It might look like The Rock versus The Towering Inferno from its ticket-selling poster, yet Dwayne Johnson’s latest FX-driven action flick is a terrifically entertaining, exciting 21st century matinee movie with a genuinely progressive innovation, a formulaic crowd-pleaser that manages to do something different amidst all the expected fireballs, chases and exchanges of automatic gunfire.
Johnson plays Will Sawyer, a security expert with a lovely wife (Neve Campbell, now 44 and in great form) and two kids whose new job is to oversee the security in The Pearl, the world’s tallest building, which is about to open in Hong Kong.
The glittering ediface – one of those dream designs we often marvel at in movies these days – is all done out in self-sustaining, hi-tech wizardry, including its own power generator and multi-level garden.
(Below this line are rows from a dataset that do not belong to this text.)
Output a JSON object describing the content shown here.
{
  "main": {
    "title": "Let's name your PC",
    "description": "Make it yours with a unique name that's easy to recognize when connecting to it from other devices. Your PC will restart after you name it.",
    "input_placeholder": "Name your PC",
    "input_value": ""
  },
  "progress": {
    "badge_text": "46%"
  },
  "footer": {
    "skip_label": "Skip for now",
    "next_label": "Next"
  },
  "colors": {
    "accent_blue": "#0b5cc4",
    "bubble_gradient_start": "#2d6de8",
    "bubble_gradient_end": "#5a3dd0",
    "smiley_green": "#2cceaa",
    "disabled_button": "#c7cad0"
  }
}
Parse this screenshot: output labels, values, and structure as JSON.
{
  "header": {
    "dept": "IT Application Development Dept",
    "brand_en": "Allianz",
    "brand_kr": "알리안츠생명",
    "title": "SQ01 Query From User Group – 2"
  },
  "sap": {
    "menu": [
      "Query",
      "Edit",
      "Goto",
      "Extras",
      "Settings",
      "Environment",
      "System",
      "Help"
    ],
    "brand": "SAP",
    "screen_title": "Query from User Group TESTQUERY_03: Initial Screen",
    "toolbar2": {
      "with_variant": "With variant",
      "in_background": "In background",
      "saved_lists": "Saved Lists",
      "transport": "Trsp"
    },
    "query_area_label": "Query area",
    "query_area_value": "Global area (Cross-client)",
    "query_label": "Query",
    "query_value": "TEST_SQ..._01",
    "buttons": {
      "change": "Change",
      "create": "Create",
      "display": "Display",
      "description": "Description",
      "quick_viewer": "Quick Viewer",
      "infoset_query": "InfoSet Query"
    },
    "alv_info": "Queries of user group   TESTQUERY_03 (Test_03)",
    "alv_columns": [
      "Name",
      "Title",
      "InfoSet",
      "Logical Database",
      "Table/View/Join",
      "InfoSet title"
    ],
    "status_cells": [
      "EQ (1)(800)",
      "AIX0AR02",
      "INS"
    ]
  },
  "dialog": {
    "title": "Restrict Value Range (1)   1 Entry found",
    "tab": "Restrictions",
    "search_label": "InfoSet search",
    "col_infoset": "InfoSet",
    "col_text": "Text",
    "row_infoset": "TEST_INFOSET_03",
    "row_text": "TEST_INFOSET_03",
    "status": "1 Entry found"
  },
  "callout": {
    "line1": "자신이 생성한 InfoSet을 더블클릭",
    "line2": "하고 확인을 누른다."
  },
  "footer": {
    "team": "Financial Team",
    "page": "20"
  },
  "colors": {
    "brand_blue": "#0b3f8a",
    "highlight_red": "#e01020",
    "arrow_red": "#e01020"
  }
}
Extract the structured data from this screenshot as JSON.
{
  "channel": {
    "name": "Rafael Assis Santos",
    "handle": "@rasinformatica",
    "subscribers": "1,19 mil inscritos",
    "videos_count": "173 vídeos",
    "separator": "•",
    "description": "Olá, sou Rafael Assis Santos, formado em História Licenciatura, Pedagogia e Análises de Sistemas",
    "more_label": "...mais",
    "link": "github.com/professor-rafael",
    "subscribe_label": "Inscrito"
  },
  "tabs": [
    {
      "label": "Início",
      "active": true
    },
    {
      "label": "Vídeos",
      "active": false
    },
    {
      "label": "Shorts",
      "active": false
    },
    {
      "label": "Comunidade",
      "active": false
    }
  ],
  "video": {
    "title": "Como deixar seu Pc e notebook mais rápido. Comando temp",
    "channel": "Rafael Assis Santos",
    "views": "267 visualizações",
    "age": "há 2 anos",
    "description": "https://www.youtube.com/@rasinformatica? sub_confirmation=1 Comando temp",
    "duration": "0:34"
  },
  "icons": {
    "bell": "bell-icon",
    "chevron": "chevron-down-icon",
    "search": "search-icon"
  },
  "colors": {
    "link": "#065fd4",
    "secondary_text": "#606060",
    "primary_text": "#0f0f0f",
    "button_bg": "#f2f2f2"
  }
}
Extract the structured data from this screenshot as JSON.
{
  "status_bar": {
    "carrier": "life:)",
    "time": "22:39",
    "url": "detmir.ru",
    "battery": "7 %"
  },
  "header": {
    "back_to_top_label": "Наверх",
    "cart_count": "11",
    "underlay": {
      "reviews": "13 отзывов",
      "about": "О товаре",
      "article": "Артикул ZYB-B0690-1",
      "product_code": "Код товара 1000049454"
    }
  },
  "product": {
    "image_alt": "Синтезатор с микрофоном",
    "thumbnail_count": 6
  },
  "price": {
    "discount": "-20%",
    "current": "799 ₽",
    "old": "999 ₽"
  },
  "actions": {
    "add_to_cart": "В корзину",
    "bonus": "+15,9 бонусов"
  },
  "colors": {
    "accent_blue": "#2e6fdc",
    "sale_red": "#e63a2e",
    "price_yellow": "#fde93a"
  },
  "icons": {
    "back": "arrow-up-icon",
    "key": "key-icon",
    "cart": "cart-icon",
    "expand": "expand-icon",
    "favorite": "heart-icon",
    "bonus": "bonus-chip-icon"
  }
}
The security and safety measures are especially impressive with backups and fail safes all over the shop.
But as we learned from Die Hard, that’s not enough to deter good old human greed, so before the building’s visionary builder Zhao Min Zhi (Chin Han) gets a chance to hold a swish red carpet event he finds himself stuck in his beautifully appointed top-floor office while people with evil intent start a fire half way up the building.
This is especially bad news for Sawyer. Not only has he got a major security issue, his family is trapped above the fire while he’s stuck on the ground trying to deal with unexpected plot complications.
So, as we all expect from all Rock movies, he goes into action gear trying to get into the building to save his family while warding off all the bad guys who are running about with machine guns and explosives.
There are some breath-taking, pulse-quickening action sequences showcasing some vivid state-of-the-art visual effects – his manner of entering the building is marvelously inventive and impressive – yet what makes these sequences especially enthralling is that Johnson offers up a refreshing twist on the movie hero archetype he usually plays.
After a tragic event during his previous life as an FBI agent, Sawyer lost half a leg and developed an aversion to guns. So instead of the usual muscle-bound, wise-cracking, gun-toting cliche he’s often played, here he’s a vulnerable, disabled family man caught up in a twisted extortion plot.
It’s a sizable move forward in the portrayal of the disabled on screen, made more admirable for the way it is intrinsically woven into the plot, thus defusing any charges of tokenism.
All up, Skyscraper is a superb action treat, perfect entertainment for the tail end of the school holidays.
As a side note, the film also reflects the rapidly growing importance and prominence of the Chinese film market. Set in Hong Kong, much of the film’s dialogue is subtitled, with Asians occupying most of the supporting roles.
One of the production companies behind the film, Legendary, once had its heart in Hollywood, but since 2016 has been owned by Wanda, the gigantic Chinese corporation whose entertainment division runs China’s biggest cinema chain, consisting of almost 4000 screens. (The brand also appears on the new Jurassic World movie, Pacific Rim: Uprising and Kong: Skull Island.)
The names of Chinese production companies, such as the prolific Huayi Brothers (Molly’s Game; Bad Moms; Warcraft), has lately become a regular feature in the opening credits of major films, and it’s not going to stop as Western movie penetration gets ever deeper into the Chinese movie market, which is expected to overtake the American market by 2020.
The upside of this: a safer world. After all, the more the Chinese love Western culture the less likely they are to want to go to war with that culture.
The downside: muffling movie content to suit the Chinese. For despite its embrace of capitalist values and dalliances with democracy, the place is still ruled by a Communist government that invariably wants any portrayal of China to glow.
We’re in for a fascinating ride.